> [INPUT DATA]
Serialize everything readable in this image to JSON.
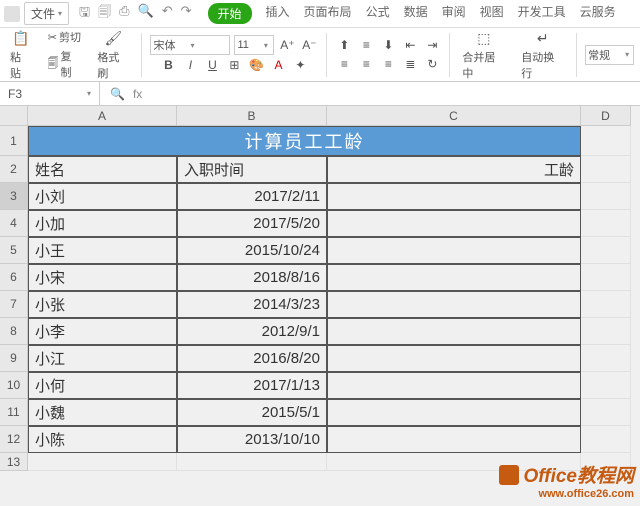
{
  "menu": {
    "file": "文件",
    "tabs": [
      "开始",
      "插入",
      "页面布局",
      "公式",
      "数据",
      "审阅",
      "视图",
      "开发工具",
      "云服务"
    ],
    "active_tab": "开始"
  },
  "ribbon": {
    "paste": "粘贴",
    "cut": "剪切",
    "copy": "复制",
    "format_painter": "格式刷",
    "font_name": "宋体",
    "font_size": "11",
    "merge": "合并居中",
    "wrap": "自动换行",
    "style": "常规"
  },
  "formula_bar": {
    "name_box": "F3",
    "fx": "fx",
    "value": ""
  },
  "columns": [
    "A",
    "B",
    "C",
    "D"
  ],
  "rows": [
    "1",
    "2",
    "3",
    "4",
    "5",
    "6",
    "7",
    "8",
    "9",
    "10",
    "11",
    "12",
    "13"
  ],
  "title": "计算员工工龄",
  "headers": {
    "name": "姓名",
    "date": "入职时间",
    "years": "工龄"
  },
  "data": [
    {
      "name": "小刘",
      "date": "2017/2/11"
    },
    {
      "name": "小加",
      "date": "2017/5/20"
    },
    {
      "name": "小王",
      "date": "2015/10/24"
    },
    {
      "name": "小宋",
      "date": "2018/8/16"
    },
    {
      "name": "小张",
      "date": "2014/3/23"
    },
    {
      "name": "小李",
      "date": "2012/9/1"
    },
    {
      "name": "小江",
      "date": "2016/8/20"
    },
    {
      "name": "小何",
      "date": "2017/1/13"
    },
    {
      "name": "小魏",
      "date": "2015/5/1"
    },
    {
      "name": "小陈",
      "date": "2013/10/10"
    }
  ],
  "watermark": {
    "title": "Office教程网",
    "url": "www.office26.com"
  }
}
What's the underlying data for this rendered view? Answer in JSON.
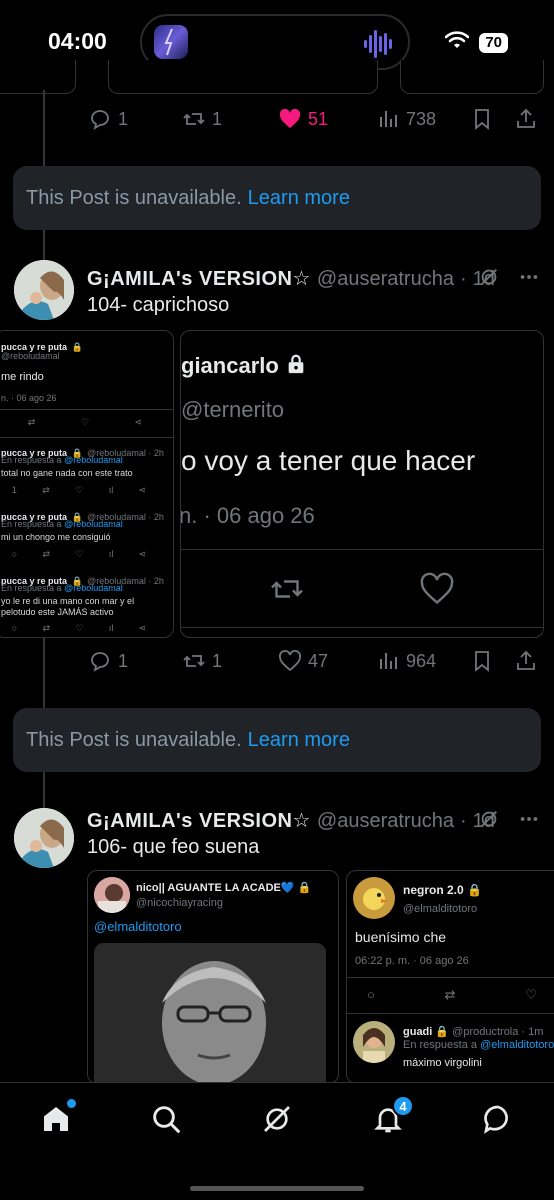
{
  "status_bar": {
    "time": "04:00",
    "battery": "70",
    "icons": [
      "music-app-icon",
      "audio-wave-icon",
      "wifi-icon",
      "battery-icon"
    ]
  },
  "post1_actions": {
    "replies": "1",
    "reposts": "1",
    "likes": "51",
    "views": "738"
  },
  "unavailable1": {
    "text": "This Post is unavailable.",
    "link": "Learn more"
  },
  "tweet1": {
    "name": "G¡AMILA's VERSION☆",
    "handle": "@auseratrucha",
    "time": "1d",
    "text": "104- caprichoso",
    "actions": {
      "replies": "1",
      "reposts": "1",
      "likes": "47",
      "views": "964"
    }
  },
  "shot_left": {
    "top_name": "pucca y re puta",
    "top_handle": "@reboludamal",
    "top_text": "me rindo",
    "top_date": "n. · 06 ago 26",
    "replies": [
      {
        "name": "pucca y re puta",
        "handle": "@reboludamal · 2h",
        "reply_prefix": "En respuesta a",
        "reply_to": "@reboludamal",
        "text": "total no gane nada con este trato"
      },
      {
        "name": "pucca y re puta",
        "handle": "@reboludamal · 2h",
        "reply_prefix": "En respuesta a",
        "reply_to": "@reboludamal",
        "text": "mi un chongo me consiguió"
      },
      {
        "name": "pucca y re puta",
        "handle": "@reboludamal · 2h",
        "reply_prefix": "En respuesta a",
        "reply_to": "@reboludamal",
        "text": "yo le re di una mano con mar y el pelotudo este JAMÁS activo"
      }
    ],
    "counts": [
      "1",
      "1"
    ]
  },
  "shot_right": {
    "name": "giancarlo",
    "handle": "@ternerito",
    "text": "o voy a tener que hacer",
    "date": "n. · 06 ago 26"
  },
  "unavailable2": {
    "text": "This Post is unavailable.",
    "link": "Learn more"
  },
  "tweet2": {
    "name": "G¡AMILA's VERSION☆",
    "handle": "@auseratrucha",
    "time": "1d",
    "text": "106- que feo suena"
  },
  "shot3": {
    "name": "nico|| AGUANTE LA ACADE💙",
    "handle": "@nicochiayracing",
    "mention": "@elmalditotoro"
  },
  "shot4": {
    "name": "negron 2.0",
    "handle": "@elmalditotoro",
    "text": "buenísimo che",
    "date": "06:22 p. m. · 06 ago 26",
    "reply_name": "guadi",
    "reply_handle": "@productrola · 1m",
    "reply_prefix": "En respuesta a",
    "reply_to": "@elmalditotoro",
    "reply_text": "máximo virgolini"
  },
  "bottom_nav": {
    "notifications_badge": "4",
    "items": [
      "home-icon",
      "search-icon",
      "grok-icon",
      "notifications-icon",
      "messages-icon"
    ]
  }
}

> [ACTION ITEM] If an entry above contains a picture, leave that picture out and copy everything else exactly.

> [RESULT]
Serialize everything readable in this image to JSON.
{
  "menu": {
    "file": "文件",
    "tabs": [
      "开始",
      "插入",
      "页面布局",
      "公式",
      "数据",
      "审阅",
      "视图",
      "开发工具",
      "云服务"
    ],
    "active_tab": "开始"
  },
  "ribbon": {
    "paste": "粘贴",
    "cut": "剪切",
    "copy": "复制",
    "format_painter": "格式刷",
    "font_name": "宋体",
    "font_size": "11",
    "merge": "合并居中",
    "wrap": "自动换行",
    "style": "常规"
  },
  "formula_bar": {
    "name_box": "F3",
    "fx": "fx",
    "value": ""
  },
  "columns": [
    "A",
    "B",
    "C",
    "D"
  ],
  "rows": [
    "1",
    "2",
    "3",
    "4",
    "5",
    "6",
    "7",
    "8",
    "9",
    "10",
    "11",
    "12",
    "13"
  ],
  "title": "计算员工工龄",
  "headers": {
    "name": "姓名",
    "date": "入职时间",
    "years": "工龄"
  },
  "data": [
    {
      "name": "小刘",
      "date": "2017/2/11"
    },
    {
      "name": "小加",
      "date": "2017/5/20"
    },
    {
      "name": "小王",
      "date": "2015/10/24"
    },
    {
      "name": "小宋",
      "date": "2018/8/16"
    },
    {
      "name": "小张",
      "date": "2014/3/23"
    },
    {
      "name": "小李",
      "date": "2012/9/1"
    },
    {
      "name": "小江",
      "date": "2016/8/20"
    },
    {
      "name": "小何",
      "date": "2017/1/13"
    },
    {
      "name": "小魏",
      "date": "2015/5/1"
    },
    {
      "name": "小陈",
      "date": "2013/10/10"
    }
  ],
  "watermark": {
    "title": "Office教程网",
    "url": "www.office26.com"
  }
}
What's the underlying data for this rendered view? Answer in JSON.
{
  "status_bar": {
    "time": "04:00",
    "battery": "70",
    "icons": [
      "music-app-icon",
      "audio-wave-icon",
      "wifi-icon",
      "battery-icon"
    ]
  },
  "post1_actions": {
    "replies": "1",
    "reposts": "1",
    "likes": "51",
    "views": "738"
  },
  "unavailable1": {
    "text": "This Post is unavailable.",
    "link": "Learn more"
  },
  "tweet1": {
    "name": "G¡AMILA's VERSION☆",
    "handle": "@auseratrucha",
    "time": "1d",
    "text": "104- caprichoso",
    "actions": {
      "replies": "1",
      "reposts": "1",
      "likes": "47",
      "views": "964"
    }
  },
  "shot_left": {
    "top_name": "pucca y re puta",
    "top_handle": "@reboludamal",
    "top_text": "me rindo",
    "top_date": "n. · 06 ago 26",
    "replies": [
      {
        "name": "pucca y re puta",
        "handle": "@reboludamal · 2h",
        "reply_prefix": "En respuesta a",
        "reply_to": "@reboludamal",
        "text": "total no gane nada con este trato"
      },
      {
        "name": "pucca y re puta",
        "handle": "@reboludamal · 2h",
        "reply_prefix": "En respuesta a",
        "reply_to": "@reboludamal",
        "text": "mi un chongo me consiguió"
      },
      {
        "name": "pucca y re puta",
        "handle": "@reboludamal · 2h",
        "reply_prefix": "En respuesta a",
        "reply_to": "@reboludamal",
        "text": "yo le re di una mano con mar y el pelotudo este JAMÁS activo"
      }
    ],
    "counts": [
      "1",
      "1"
    ]
  },
  "shot_right": {
    "name": "giancarlo",
    "handle": "@ternerito",
    "text": "o voy a tener que hacer",
    "date": "n. · 06 ago 26"
  },
  "unavailable2": {
    "text": "This Post is unavailable.",
    "link": "Learn more"
  },
  "tweet2": {
    "name": "G¡AMILA's VERSION☆",
    "handle": "@auseratrucha",
    "time": "1d",
    "text": "106- que feo suena"
  },
  "shot3": {
    "name": "nico|| AGUANTE LA ACADE💙",
    "handle": "@nicochiayracing",
    "mention": "@elmalditotoro"
  },
  "shot4": {
    "name": "negron 2.0",
    "handle": "@elmalditotoro",
    "text": "buenísimo che",
    "date": "06:22 p. m. · 06 ago 26",
    "reply_name": "guadi",
    "reply_handle": "@productrola · 1m",
    "reply_prefix": "En respuesta a",
    "reply_to": "@elmalditotoro",
    "reply_text": "máximo virgolini"
  },
  "bottom_nav": {
    "notifications_badge": "4",
    "items": [
      "home-icon",
      "search-icon",
      "grok-icon",
      "notifications-icon",
      "messages-icon"
    ]
  }
}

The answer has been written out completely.